Update — After reading this article, if you want to know, what has happened so far in past 4 days and how to protect your computers from WannaCry, read our latest article "WannaCry Ransomware: Everything You Need To Know Immediately."
Earlier today, a massive ransomware campaign hit computer systems of hundreds of private companies and public organizations across the globe – which is believed to be the most massive ransomware delivery campaign to date.
The Ransomware in question has been identified as a variant of ransomware known as WannaCry (also known as 'Wana Decrypt0r,' 'WannaCryptor' or 'WCRY').
Like other nasty ransomware variants, WannaCry also blocks access to a computer or its files and demands money to unlock it.
Once infected with the WannaCry ransomware, victims are asked to pay up to $300 in order to remove the infection from their PCs; otherwise, their PCs render unusable, and their files remain locked.
In separate news, researchers have also discovered a massive malicious email campaign that's spreading the Jaff ransomware at the rate of 5 million emails per hour and hitting computers across the globe.
Ransomware Using NSA's Exploit to Spread Rapidly
What's interesting about this ransomware is that WannaCry attackers are leveraging a Windows exploit harvested from the NSA called EternalBlue, which was dumped by the Shadow Brokers hacking group over a month ago.
Microsoft released a patch for the vulnerability in March (MS17-010), but many users and organizations who did not patch their systems are open to attacks.
Also Read — Google Researcher Finds Link Between WannaCry Attacks and North Korea.
The exploit has the capability to penetrate into machines running unpatched version of Windows XP through 2008 R2 by exploiting flaws in Microsoft Windows SMB Server. This is why WannaCry campaign is spreading at an astonishing pace.
Once a single computer in your organization is hit by the WannaCry ransomware, the worm looks for other vulnerable computers and infects them as well.
"The worm functionality attempts to infect unpatched Windows machines in the local network. At the same time, it also executes massive scanning on Internet IP addresses to find and infect other vulnerable computers. This activity results in large SMB traffic from the infected host" Microsoft says.
Infections from All Around the World
In just a few hours, the ransomware targeted over 45,000 computers in 74 countries, including United States, Russia, Germany, Turkey, Italy, Philippines and Vietnam, and that the number was still growing, according to Kaspersky Labs.
According to a report, the ransomware attack has shut down work at 16 hospitals across the UK after doctors got blocked from accessing patient files. Another report says, 85% of computers at the Spanish telecom firm, Telefonica, has get infected with this malware.
Another independent security researcher, MalwareTech, reported that a large number of U.S. organizations (at least 1,600) have been hit by WannaCry, compared to 11,200 in Russia and 6,500 in China.
different languages, including English, Spanish, Italian, were also shared online by various users and experts on Twitter.

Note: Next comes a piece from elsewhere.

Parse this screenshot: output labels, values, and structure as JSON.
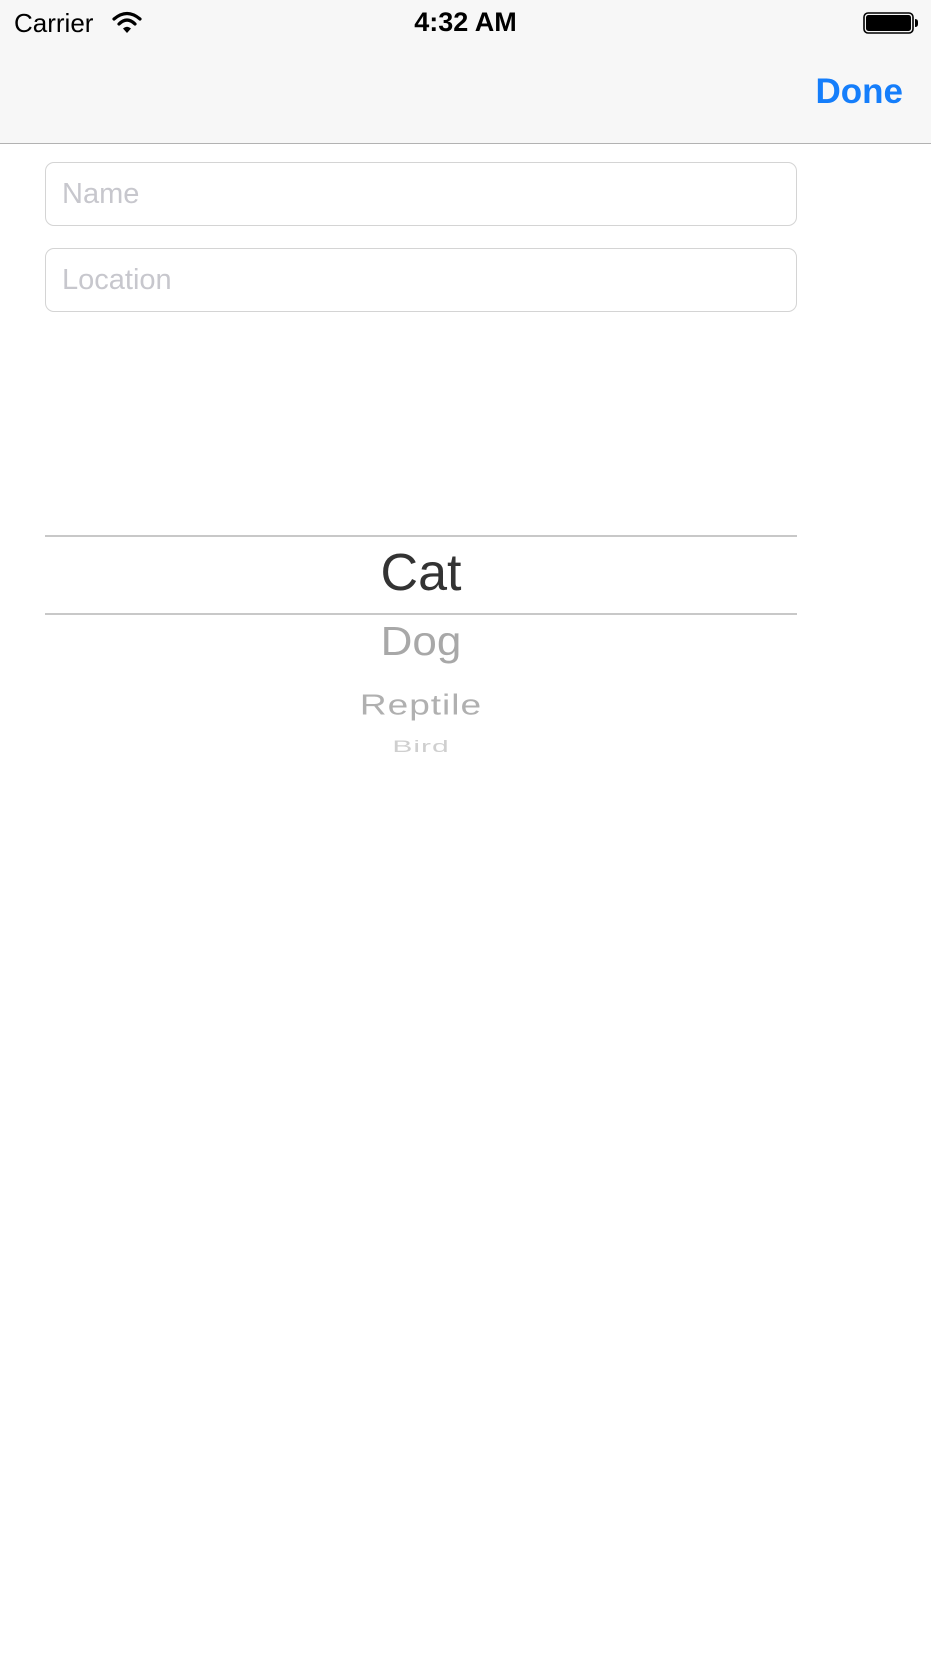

Bitcoin wallets seemingly associated with WannaCry were reportedly started filling up with cash.
The Spanish computer emergency response organization (CCN-CERT) has even issued an alert that warns users of the "massive attack of ransomware" from WannaCry, saying (translated version):
"The ransomware, a version of WannaCry, infects the machine by encrypting all its files and, using a remote command execution vulnerability through SMB, is distributed to other Windows machines on the same network.""Power firm Iberdrola and utility provider Gas Natural were also reported to have suffered from the outbreak.," according to BBC.
How to Protect Yourself from WannaCry
First of all, if you haven't patched your Windows machines and servers against EternalBlue exploit (MS17-010), do it right now.
To safeguard against such ransomware infection, you should always be suspicious of uninvited documents sent an email and should never click on links inside those documents unless verifying the source.
To always have a tight grip on all your important files and documents, keep a good backup routine in place that makes their copies to an external storage device that is not always connected to your PC.
Moreover, make sure that you run an active anti-virus security suite of tools on your system, and most importantly, always browse the Internet safely.